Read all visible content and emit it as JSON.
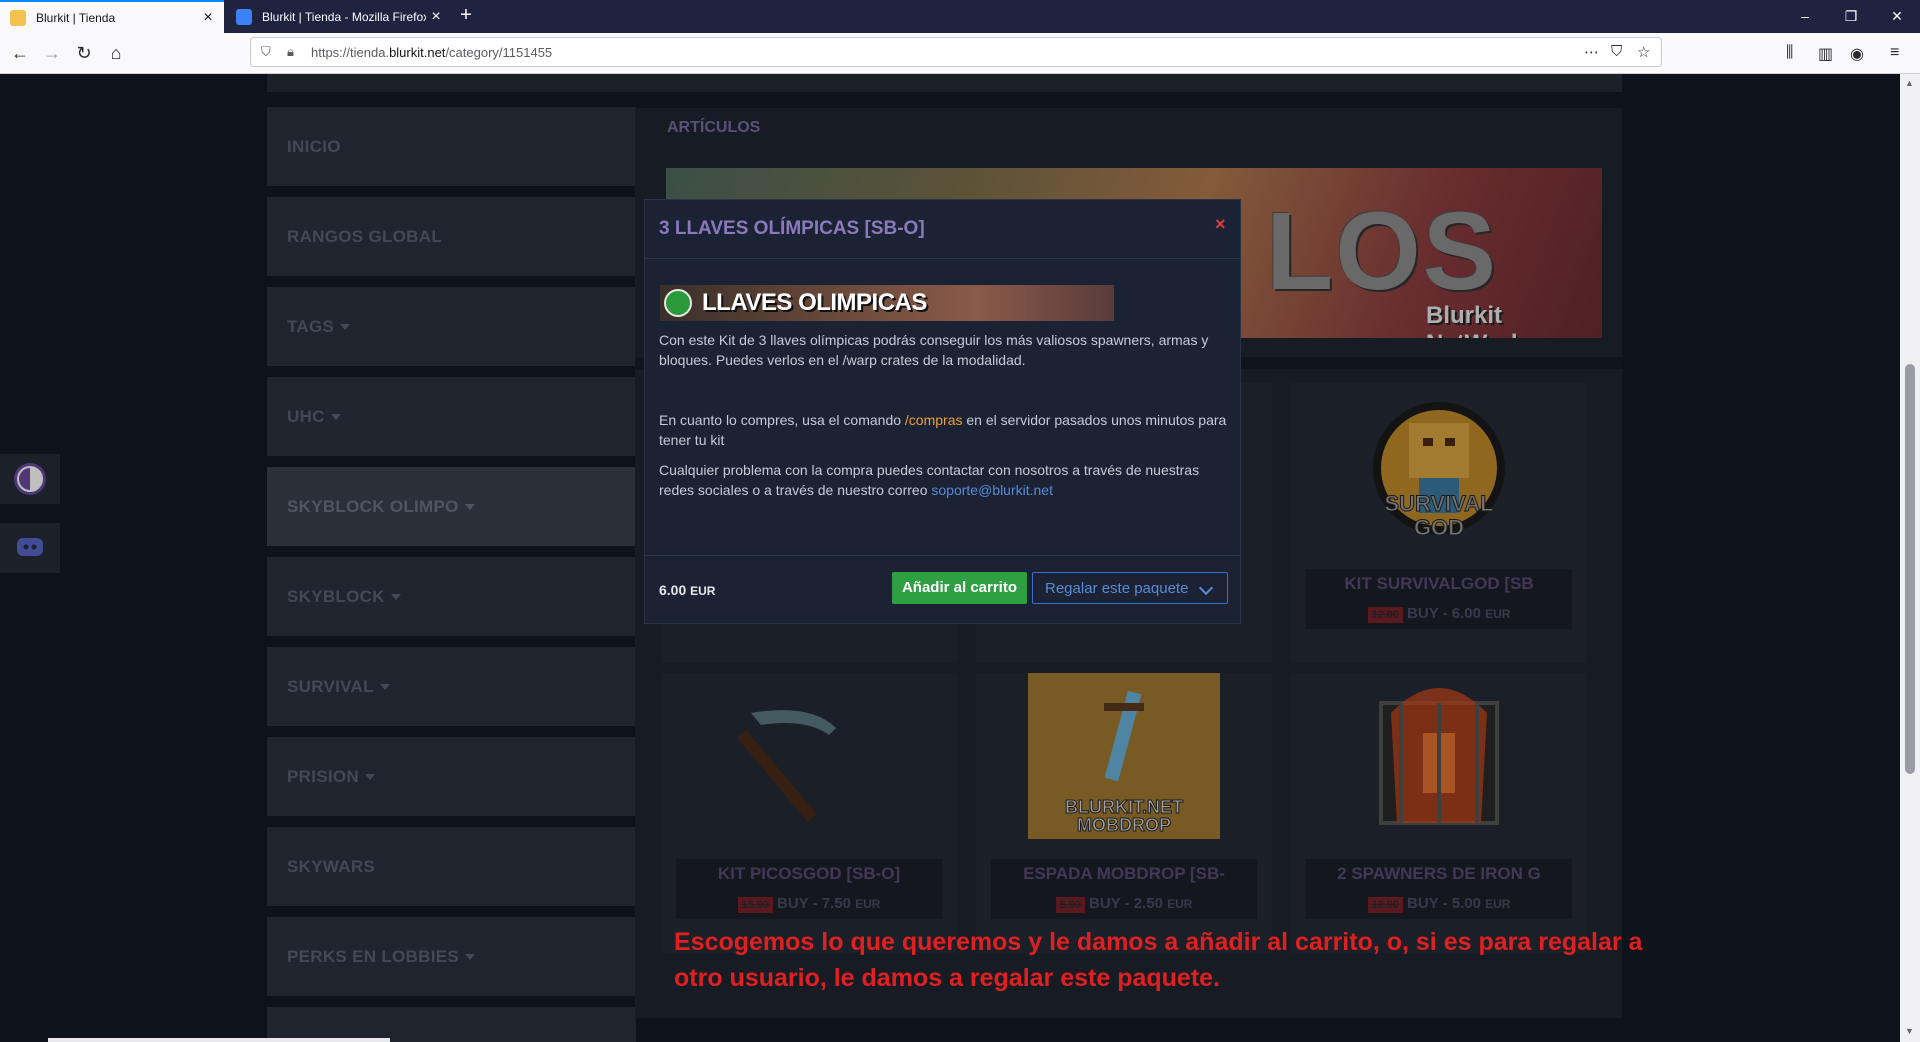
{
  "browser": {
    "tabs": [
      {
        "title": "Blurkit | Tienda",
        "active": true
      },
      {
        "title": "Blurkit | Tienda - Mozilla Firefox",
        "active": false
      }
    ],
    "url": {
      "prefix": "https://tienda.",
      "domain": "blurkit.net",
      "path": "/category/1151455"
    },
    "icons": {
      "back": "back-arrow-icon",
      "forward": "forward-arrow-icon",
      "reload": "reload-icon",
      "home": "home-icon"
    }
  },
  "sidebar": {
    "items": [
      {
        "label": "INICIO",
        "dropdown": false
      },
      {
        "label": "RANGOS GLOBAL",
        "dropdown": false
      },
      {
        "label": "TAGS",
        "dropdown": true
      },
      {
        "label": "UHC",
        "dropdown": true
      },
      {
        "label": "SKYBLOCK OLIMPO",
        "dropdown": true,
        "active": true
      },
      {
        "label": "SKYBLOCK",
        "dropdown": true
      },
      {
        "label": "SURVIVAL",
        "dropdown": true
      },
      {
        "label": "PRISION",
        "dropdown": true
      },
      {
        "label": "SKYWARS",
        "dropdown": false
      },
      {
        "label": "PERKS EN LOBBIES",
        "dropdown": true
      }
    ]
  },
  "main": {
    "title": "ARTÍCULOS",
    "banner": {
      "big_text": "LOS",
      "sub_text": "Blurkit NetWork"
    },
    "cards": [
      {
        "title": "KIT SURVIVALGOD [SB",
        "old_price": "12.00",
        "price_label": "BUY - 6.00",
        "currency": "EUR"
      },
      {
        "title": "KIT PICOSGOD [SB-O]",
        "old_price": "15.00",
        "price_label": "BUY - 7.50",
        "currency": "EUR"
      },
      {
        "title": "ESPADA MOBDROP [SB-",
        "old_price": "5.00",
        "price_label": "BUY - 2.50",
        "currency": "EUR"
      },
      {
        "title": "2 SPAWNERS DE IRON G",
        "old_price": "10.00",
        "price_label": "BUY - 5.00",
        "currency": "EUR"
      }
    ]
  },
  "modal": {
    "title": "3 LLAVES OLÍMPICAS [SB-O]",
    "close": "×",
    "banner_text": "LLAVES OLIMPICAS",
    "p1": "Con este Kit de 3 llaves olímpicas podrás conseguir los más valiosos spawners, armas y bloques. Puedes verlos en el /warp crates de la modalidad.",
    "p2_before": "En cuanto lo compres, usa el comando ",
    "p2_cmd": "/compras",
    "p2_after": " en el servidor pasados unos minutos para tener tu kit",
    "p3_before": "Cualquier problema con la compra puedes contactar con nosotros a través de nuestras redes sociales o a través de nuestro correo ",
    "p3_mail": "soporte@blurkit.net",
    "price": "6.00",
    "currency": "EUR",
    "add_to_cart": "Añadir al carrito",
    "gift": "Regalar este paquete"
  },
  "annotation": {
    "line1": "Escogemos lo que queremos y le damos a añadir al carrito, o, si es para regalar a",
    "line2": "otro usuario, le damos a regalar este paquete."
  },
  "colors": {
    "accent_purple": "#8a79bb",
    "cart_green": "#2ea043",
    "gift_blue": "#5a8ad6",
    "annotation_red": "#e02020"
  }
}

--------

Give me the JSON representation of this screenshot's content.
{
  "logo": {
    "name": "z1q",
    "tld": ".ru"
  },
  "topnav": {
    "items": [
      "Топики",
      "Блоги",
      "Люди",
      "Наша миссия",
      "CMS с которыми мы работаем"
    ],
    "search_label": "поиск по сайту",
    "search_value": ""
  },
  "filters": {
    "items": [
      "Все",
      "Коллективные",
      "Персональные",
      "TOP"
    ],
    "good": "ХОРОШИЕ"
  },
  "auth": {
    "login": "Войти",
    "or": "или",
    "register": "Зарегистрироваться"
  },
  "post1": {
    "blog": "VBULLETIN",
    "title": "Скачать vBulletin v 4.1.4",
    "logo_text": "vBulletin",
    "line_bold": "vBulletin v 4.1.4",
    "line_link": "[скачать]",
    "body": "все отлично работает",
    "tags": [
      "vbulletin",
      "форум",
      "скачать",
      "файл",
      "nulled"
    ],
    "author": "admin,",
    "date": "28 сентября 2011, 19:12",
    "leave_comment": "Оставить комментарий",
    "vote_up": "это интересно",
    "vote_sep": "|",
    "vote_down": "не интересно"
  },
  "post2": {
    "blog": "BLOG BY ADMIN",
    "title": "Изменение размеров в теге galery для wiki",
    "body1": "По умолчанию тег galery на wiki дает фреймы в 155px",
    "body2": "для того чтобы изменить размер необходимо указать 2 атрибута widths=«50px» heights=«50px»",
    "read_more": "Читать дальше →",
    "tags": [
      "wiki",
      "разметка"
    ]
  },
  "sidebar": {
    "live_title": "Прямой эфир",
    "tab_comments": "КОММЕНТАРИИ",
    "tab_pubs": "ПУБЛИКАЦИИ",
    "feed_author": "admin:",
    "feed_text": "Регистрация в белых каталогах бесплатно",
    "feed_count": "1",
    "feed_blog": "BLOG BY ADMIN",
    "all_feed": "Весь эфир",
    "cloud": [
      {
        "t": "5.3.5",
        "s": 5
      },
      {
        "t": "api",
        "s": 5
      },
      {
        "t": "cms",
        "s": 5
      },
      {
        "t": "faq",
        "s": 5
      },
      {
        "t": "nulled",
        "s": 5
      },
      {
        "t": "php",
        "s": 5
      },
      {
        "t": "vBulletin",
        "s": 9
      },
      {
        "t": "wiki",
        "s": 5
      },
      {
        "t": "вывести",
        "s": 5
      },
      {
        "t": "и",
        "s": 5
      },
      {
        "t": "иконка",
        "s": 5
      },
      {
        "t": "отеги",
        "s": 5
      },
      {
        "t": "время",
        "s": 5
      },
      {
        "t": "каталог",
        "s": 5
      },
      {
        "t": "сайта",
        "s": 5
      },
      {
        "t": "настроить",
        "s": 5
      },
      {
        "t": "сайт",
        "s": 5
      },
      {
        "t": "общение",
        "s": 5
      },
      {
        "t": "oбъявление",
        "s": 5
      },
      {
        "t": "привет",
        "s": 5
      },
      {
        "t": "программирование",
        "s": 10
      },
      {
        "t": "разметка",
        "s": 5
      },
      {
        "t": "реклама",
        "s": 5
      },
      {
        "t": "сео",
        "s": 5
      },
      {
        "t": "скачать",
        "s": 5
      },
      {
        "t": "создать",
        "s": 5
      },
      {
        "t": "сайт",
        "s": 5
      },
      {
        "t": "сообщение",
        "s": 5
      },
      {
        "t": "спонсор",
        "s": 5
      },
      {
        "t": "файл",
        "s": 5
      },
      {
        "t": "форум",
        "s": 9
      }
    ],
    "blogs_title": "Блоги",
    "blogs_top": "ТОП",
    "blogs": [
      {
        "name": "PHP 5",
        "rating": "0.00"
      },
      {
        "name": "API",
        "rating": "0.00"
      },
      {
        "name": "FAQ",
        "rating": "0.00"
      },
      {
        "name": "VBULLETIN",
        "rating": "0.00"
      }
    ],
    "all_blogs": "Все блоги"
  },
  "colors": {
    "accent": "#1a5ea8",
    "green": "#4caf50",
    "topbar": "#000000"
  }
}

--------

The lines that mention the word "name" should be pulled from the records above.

SOLUTION FOR THIS PROBLEM -
    "name": "z1q",
        "name": "PHP 5",
        "name": "API",
        "name": "FAQ",
        "name": "VBULLETIN",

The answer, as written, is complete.